In an article published by Elite Daily, writer Alexandra Strickler explained how a reading from a psychic medium named MaryAnn DiMarco made her “question” her “years of atheism.” And whenever someone makes a claim like that, it’s worth looking at the story with a skeptical eye…
First, let me clarify that Strickler (presumably) still identifies as an atheist. In fact, it doesn’t even seem like she believes in psychics. She writes in her conclusion:
So, coming out on the other side of my reading with DiMarco, I don’t suddenly believe in the all-knowing power of all psychics, nor do I suddenly believe deceased loved ones are guiding me through life.
But, I do believe some people are more intuitive than others, and with the right dedication to that craft, you can harness it to help other people navigate this world, which is exactly what DiMarco is doing.
Let’s get the obvious question out of the way: Can you be an atheist who also believes in psychics? Sure. It’s not out of the question to dismiss God while believing in other supernatural ideas, including ghosts, Heaven, and karma. That’s not to say those beliefs are rational, but that it’s possible. The only requirement for atheism is that you don’t believe in deities.
Strickler appears to be in that group of atheists who believes in psychics from the start. She writes in the beginning of her article that she believes “in a general concept of energies out there in the universe.” Whatever that means. (It sounds like a kind of pseudoscience related to the misnamed “Law of Attraction.”)
I believe that, as human beings, our thoughts and our “vibes,” if you will, play some part in the overall workings of the universe. They make shit happen, even if I’m not entirely sure how they make shit happen.
Despite my skepticism about DiMarco’s line of work, I still went into the reading feeling utterly terrified. I may not believe in this stuff, but like most people, I am afraid of the unknown.
So Strickler was already primed to believe; she was ready for someone to fill in the blanks in her beliefs and make them make more sense.
Ultimately, Strickler didn’t become a believer, but she said that she was was “speechless” and “seriously freaked” out by her reading with DiMarco.
Here’s why she shouldn’t have been, and why you shouldn’t be either should you decide to undergo a psychic reading.
- DiMarco, like most psychics, seems like an intuitive person who knows how to read people. This is a common trait for those who use cold and hot reading tactics to trick unsuspecting customers because it makes inane observations seem significant and relevant. While it might sound amazing to unsuspecting victims, it’s all part of the game for parlor-trick psychics.
A conversation with DiMarco feels eerily like speaking to someone you’ve known for a really long time. It felt like I was reconnecting with an old friend or a long-lost family member. She was warm, she was passionate, and she knew way more about me than I ever expected her to.

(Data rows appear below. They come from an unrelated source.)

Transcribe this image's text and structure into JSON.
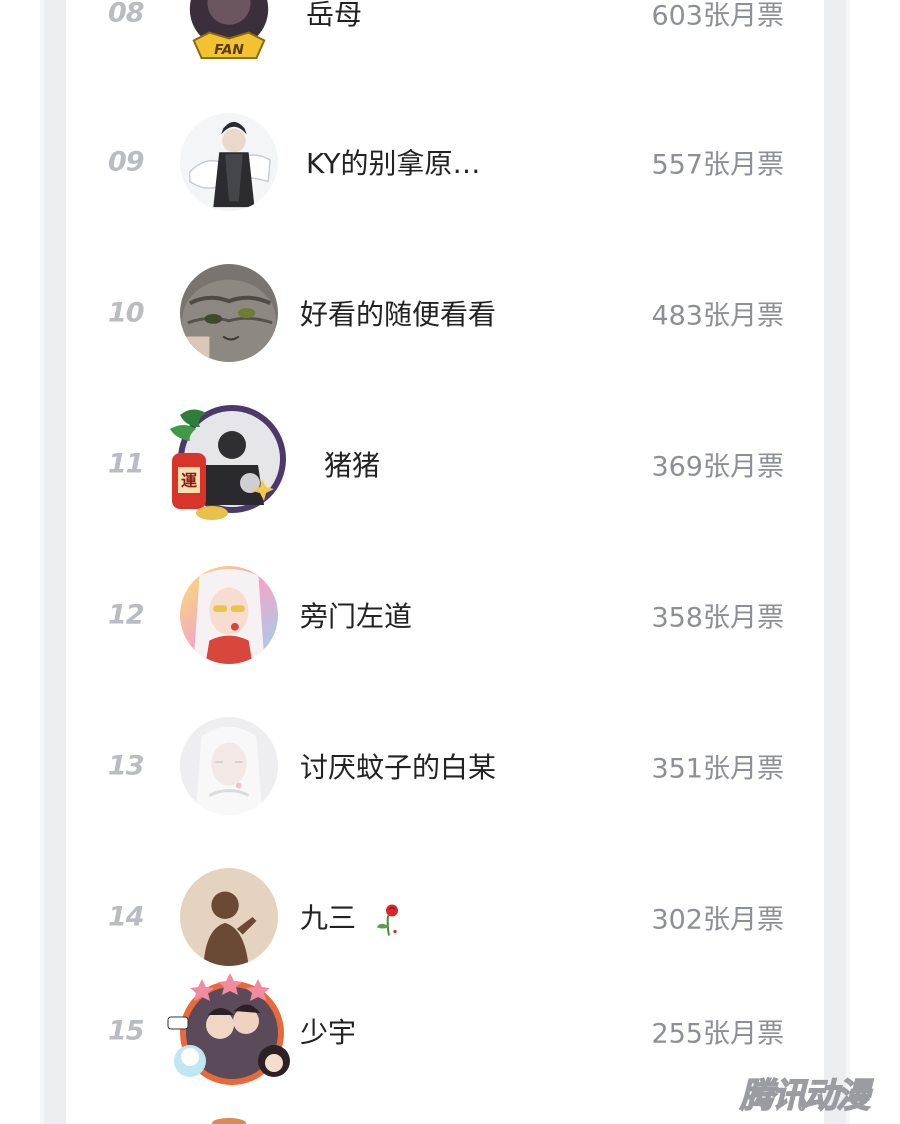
{
  "ranking": {
    "ticket_suffix": "张月票",
    "rows": [
      {
        "rank": "08",
        "name": "岳母",
        "tickets": "603张月票",
        "avatar": "fan-frame-avatar-icon"
      },
      {
        "rank": "09",
        "name": "KY的别拿原…",
        "tickets": "557张月票",
        "avatar": "swordsman-avatar-icon"
      },
      {
        "rank": "10",
        "name": "好看的随便看看",
        "tickets": "483张月票",
        "avatar": "cat-avatar-icon"
      },
      {
        "rank": "11",
        "name": "猪猪",
        "tickets": "369张月票",
        "avatar": "luck-frame-avatar-icon"
      },
      {
        "rank": "12",
        "name": "旁门左道",
        "tickets": "358张月票",
        "avatar": "rainbow-girl-avatar-icon"
      },
      {
        "rank": "13",
        "name": "讨厌蚊子的白某",
        "tickets": "351张月票",
        "avatar": "pale-avatar-icon"
      },
      {
        "rank": "14",
        "name": "九三",
        "tickets": "302张月票",
        "avatar": "silhouette-avatar-icon",
        "emoji": "rose-icon"
      },
      {
        "rank": "15",
        "name": "少宇",
        "tickets": "255张月票",
        "avatar": "star-frame-avatar-icon"
      }
    ]
  },
  "watermark": "腾讯动漫",
  "colors": {
    "rank": "#b9bcc2",
    "name": "#222222",
    "tickets": "#8c8f95",
    "side": "#eceef2"
  }
}
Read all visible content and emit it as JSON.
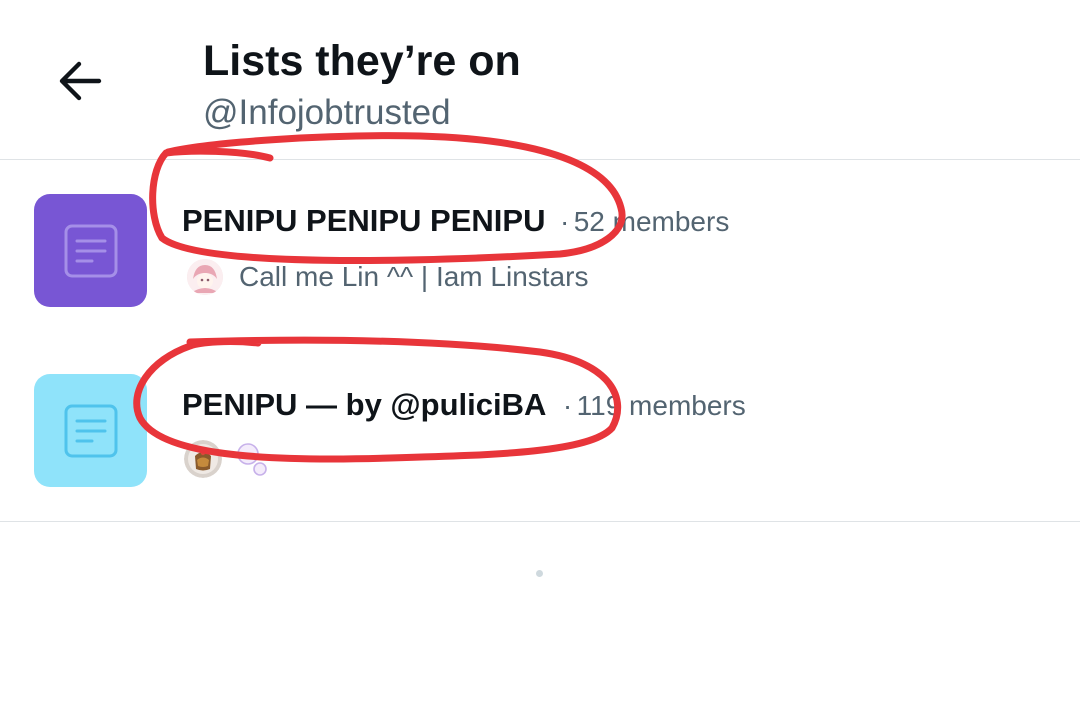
{
  "header": {
    "title": "Lists they’re on",
    "handle": "@Infojobtrusted"
  },
  "lists": [
    {
      "name": "PENIPU PENIPU PENIPU",
      "separator": "·",
      "members": "52 members",
      "owner": "Call me Lin ^^ | Iam Linstars",
      "thumb_color": "#7856d4"
    },
    {
      "name": "PENIPU — by @puliciBA",
      "separator": "·",
      "members": "119 members",
      "owner": "",
      "thumb_color": "#8fe3fa"
    }
  ],
  "icons": {
    "back": "arrow-left-icon",
    "list": "list-document-icon"
  },
  "colors": {
    "annotation": "#e8353a",
    "text_primary": "#0f1419",
    "text_secondary": "#536471"
  }
}
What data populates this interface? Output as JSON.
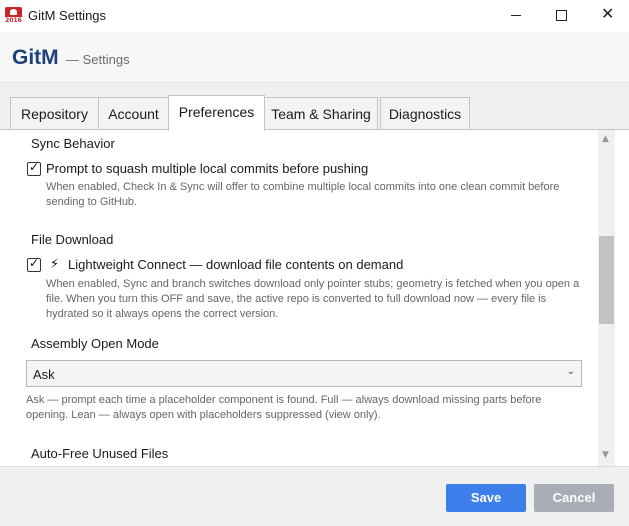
{
  "window": {
    "title": "GitM Settings",
    "app_icon": "gitm-app-icon",
    "icon_year": "2016",
    "controls": {
      "minimize": "minimize-icon",
      "maximize": "maximize-icon",
      "close": "close-icon"
    }
  },
  "header": {
    "brand": "GitM",
    "subtitle": "— Settings"
  },
  "tabs": [
    {
      "label": "Repository",
      "active": false
    },
    {
      "label": "Account",
      "active": false
    },
    {
      "label": "Preferences",
      "active": true
    },
    {
      "label": "Team & Sharing",
      "active": false
    },
    {
      "label": "Diagnostics",
      "active": false
    }
  ],
  "sync": {
    "title": "Sync Behavior",
    "option_label": "Prompt to squash multiple local commits before pushing",
    "checked": true,
    "description": "When enabled, Check In & Sync will offer to combine multiple local commits into one clean commit before sending to GitHub."
  },
  "download": {
    "title": "File Download",
    "option_label": "Lightweight Connect — download file contents on demand",
    "option_icon": "lightning-bolt-icon",
    "checked": true,
    "description": "When enabled, Sync and branch switches download only pointer stubs; geometry is fetched when you open a file. When you turn this OFF and save, the active repo is converted to full download now — every file is hydrated so it always opens the correct version."
  },
  "assembly": {
    "title": "Assembly Open Mode",
    "selected": "Ask",
    "description": "Ask  — prompt each time a placeholder component is found.   Full  — always download missing parts before opening.   Lean  — always open with placeholders suppressed (view only)."
  },
  "autofree": {
    "title": "Auto-Free Unused Files"
  },
  "footer": {
    "save_label": "Save",
    "cancel_label": "Cancel"
  },
  "colors": {
    "brand": "#1f3f7a",
    "save_button": "#3d7eea",
    "cancel_button": "#a8adb6"
  }
}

- Psychics like DiMarco rely on our human tendency to interpret seemingly random statements within our own mindset and relate them to our life experiences. In this case, the psychic classified Strickler as an “empath” and said she’d be “interested” to see her “in a really crowded room.” She added, “I wonder if sometimes you’re like, ‘Why do I not want to stand near so-and-so?’” Not only was DiMarco describing a common behavior for most people, but she was also linking it to her client’s supposed emotional connection to people. Strickler interpreted this differently, but took the bait nonetheless.
DiMarco was beyond accurate about this. I tend to feel extremely overwhelmed in a crowded room, and then subsequently drained after most social interactions. However, I’ve always personally chalked it up to social anxiety, or me being an introverted person.
But, it’s interesting to reexamine my introverted personality under the psychic medium’s interpretation of me. It’s almost as if DiMarco was confirming something I already knew about myself, and helping me reframe that in a different context.
- DiMarco, like almost every alleged medium, used common knowledge and statistics to make safe bets about her client’s life. She guessed, for example, that the writer “had aspirations of writing a book one day” and that she had a family member who struggled with “addiction.” Crazy, right?!
For example, she knew about one of my family member’s struggles with addiction, even though I’ve only discussed this with a small handful of people close to me.
She also knew about the distance between my mother and one of my brothers, and she described me as a “gift” to my mother.
We don’t know how many predictions were “misses.” We only know which ones struck a chord with Strickler. We also don’t know if the medium had a chance to learn anything about Strickler before their meeting (via Google or elsewhere). It’s also not weird to suggest there are rifts in a family or that a child is the apple of her mother’s eye.
DiMarco went on to predict that Strickler loves “the sounds of nature” and that she has “vivid dreams.” Really, who doesn’t?
I’m unimpressed, and this story certainly didn’t make me question my atheism. Strickler would be wise to use the skepticism that guides her thinking about religion to the medium. Would she have felt any differently if a pastor said similar things in a sermon?